During the civil rights movement, what seemed on the surface to be simple acts of defiance led to extraordinary outcomes. Sitting at all-white lunch counters or drinking out of water fountains not designated for “colored” people would place members of the Black community on the receiving end of extreme brutality. One of the most famous incidents of these involved Rosa Parks, who is nationally recognized for refusing to give up her seat on the bus to a white male passenger. It was an act of resistance that would trigger a wave of protests throughout the country in 1955 and change the course of American history. Too often there is a temptation to look at Parks exclusively through this lens.

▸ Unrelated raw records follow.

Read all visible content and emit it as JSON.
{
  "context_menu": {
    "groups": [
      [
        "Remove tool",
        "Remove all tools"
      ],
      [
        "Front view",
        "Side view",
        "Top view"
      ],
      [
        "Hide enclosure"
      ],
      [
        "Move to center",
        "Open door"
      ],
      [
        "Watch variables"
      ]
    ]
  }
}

Before the famous bus ride, Parks was, in fact, a political activist and collaborated with her husband at the NAACP. She was also employed by Michigan Congressman John Conyers from 1965 to 1968 and co-founded an organization to motivate and direct Black youth to reach their highest potential, a priority she would pursue over her lifetime. Parks received countless awards, including the Medal of Freedom, the highest accolade given to a U.S. civilian.

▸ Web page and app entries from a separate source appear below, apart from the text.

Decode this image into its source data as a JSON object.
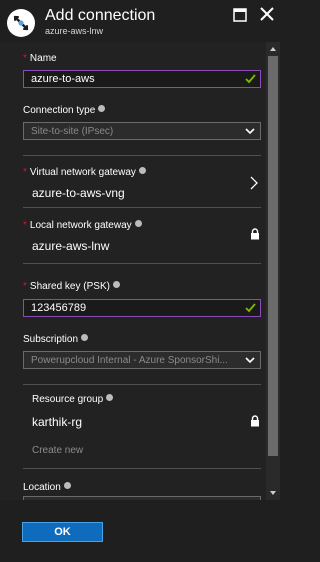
{
  "header": {
    "title": "Add connection",
    "subtitle": "azure-aws-lnw"
  },
  "form": {
    "name": {
      "label": "Name",
      "value": "azure-to-aws"
    },
    "connection_type": {
      "label": "Connection type",
      "value": "Site-to-site (IPsec)"
    },
    "vnet_gateway": {
      "label": "Virtual network gateway",
      "value": "azure-to-aws-vng"
    },
    "local_gateway": {
      "label": "Local network gateway",
      "value": "azure-aws-lnw"
    },
    "shared_key": {
      "label": "Shared key (PSK)",
      "value": "123456789"
    },
    "subscription": {
      "label": "Subscription",
      "value": "Powerupcloud Internal - Azure SponsorShi..."
    },
    "resource_group": {
      "label": "Resource group",
      "value": "karthik-rg",
      "create_new": "Create new"
    },
    "location": {
      "label": "Location"
    }
  },
  "footer": {
    "ok_label": "OK"
  },
  "colors": {
    "accent": "#0f6cbd",
    "required": "#e81123",
    "valid_check": "#7fba00",
    "focus_border": "#8a4bb8"
  },
  "icons": [
    "azure-connection-icon",
    "maximize-icon",
    "close-icon",
    "info-icon",
    "check-icon",
    "chevron-down-icon",
    "chevron-right-icon",
    "lock-icon"
  ]
}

Setting the Bar in Political Life
Before there was Hilary Clinton, there was Shirley Chisholm, the first African American woman in Congress in 1968, and the first woman and African American to seek the nomination for President of the United States in 1968. Given the tenure of the times, she had not one, but two things working against her, namely her gender and her race. Ironically, she viewed both as impediments to her success after college, initially pursuing a career and advanced degree in early childhood education from Columbia University in 1951. Chisholm’s convictions would eventually draw her into politics, inspiring a run for office in the New York State legislature. “Fighting Shirley” as she would come to be known, eventually won a seat in the U.S. House of Representatives she would hold for seven years. During this time, she introduced numerous pieces of legislation championing racial and gender inequality, the poor, and the end of the Vietnam war.
Giving Voice to Black Experience through Self-Expression

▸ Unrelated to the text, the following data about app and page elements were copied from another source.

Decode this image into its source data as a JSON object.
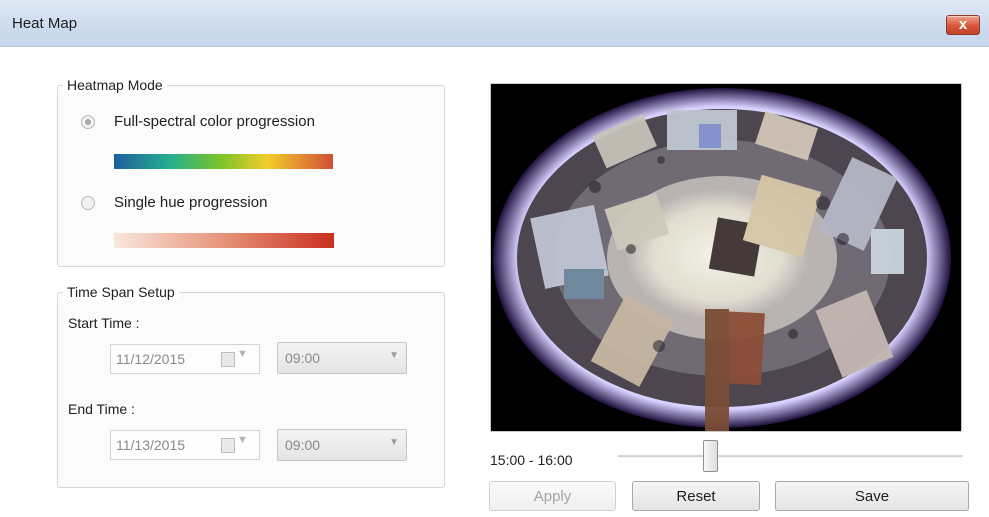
{
  "window": {
    "title": "Heat Map",
    "close_glyph": "x",
    "close_icon": "close-icon"
  },
  "heatmap_mode": {
    "title": "Heatmap Mode",
    "options": [
      {
        "label": "Full-spectral color progression",
        "selected": true,
        "gradient": [
          "#1e5fa0",
          "#25b08d",
          "#79c32a",
          "#f2cd2b",
          "#d24e37"
        ]
      },
      {
        "label": "Single hue progression",
        "selected": false,
        "gradient": [
          "#f9e7dd",
          "#e58f75",
          "#ca2f1f"
        ]
      }
    ]
  },
  "time_span": {
    "title": "Time Span Setup",
    "start_label": "Start Time :",
    "start_date": "11/12/2015",
    "start_time": "09:00",
    "end_label": "End Time :",
    "end_date": "11/13/2015",
    "end_time": "09:00",
    "calendar_icon": "calendar-icon",
    "dropdown_icon": "chevron-down-icon"
  },
  "preview": {
    "icon": "fisheye-camera-view"
  },
  "timeline": {
    "range": "15:00 - 16:00"
  },
  "buttons": {
    "apply": "Apply",
    "reset": "Reset",
    "save": "Save"
  }
}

Black women have often expressed themselves through writing, the performing arts, or handiwork. Lucy Terry was one of the first African American poets and a Black Pioneer. Enslaved and transported from Africa, she was taken to Rhode Island. She composed a ballad poem, "Bars Fight," that was relayed orally until its publication in 1855. It is considered the oldest known work of literature by an African American. One of the most recognized female figures in contemporary Black history is Maya Angelou. Born in 1928, she was known to many as a poet, dancer, singer, activist, scholar, and more notably, an accomplished, award-winning author. Her work “I Know Why the Caged Bird Sings” was praised for her unique voice and autobiographical style in the depiction of her early life. She also was known to perform as a singer and dancer abroad, later joining other African American writers in New York City in 1959 to become a member of the Harlem Writers Guild. Her activism in the Civil Rights movement culminated in her service as northern coordinator of the Southern Christian Leadership Conference (SCLC). Her contributions to literature and poetry helped give voice to the Black experience. During her lifetime, she earned a professorship of American Studies at Wake Forest University, the National Medal of Arts, the Presidential Medal of Freedom, and more than thirty honorary degrees when she was alive.
The tireless work of African American women in history in their quest for equality has resulted in greater opportunities in employment, education, and political office, now recognized as part of Black History Month. Just a few years ago we bid farewell to Barak Obama, arguably one of the most beloved Presidents in the history of the office, along with the first lady Michelle Obama. Nothing could predict the circumstances that would lead to the installation of the first Black family in the White House, followed by the first Black woman Vice President Kamala Harris.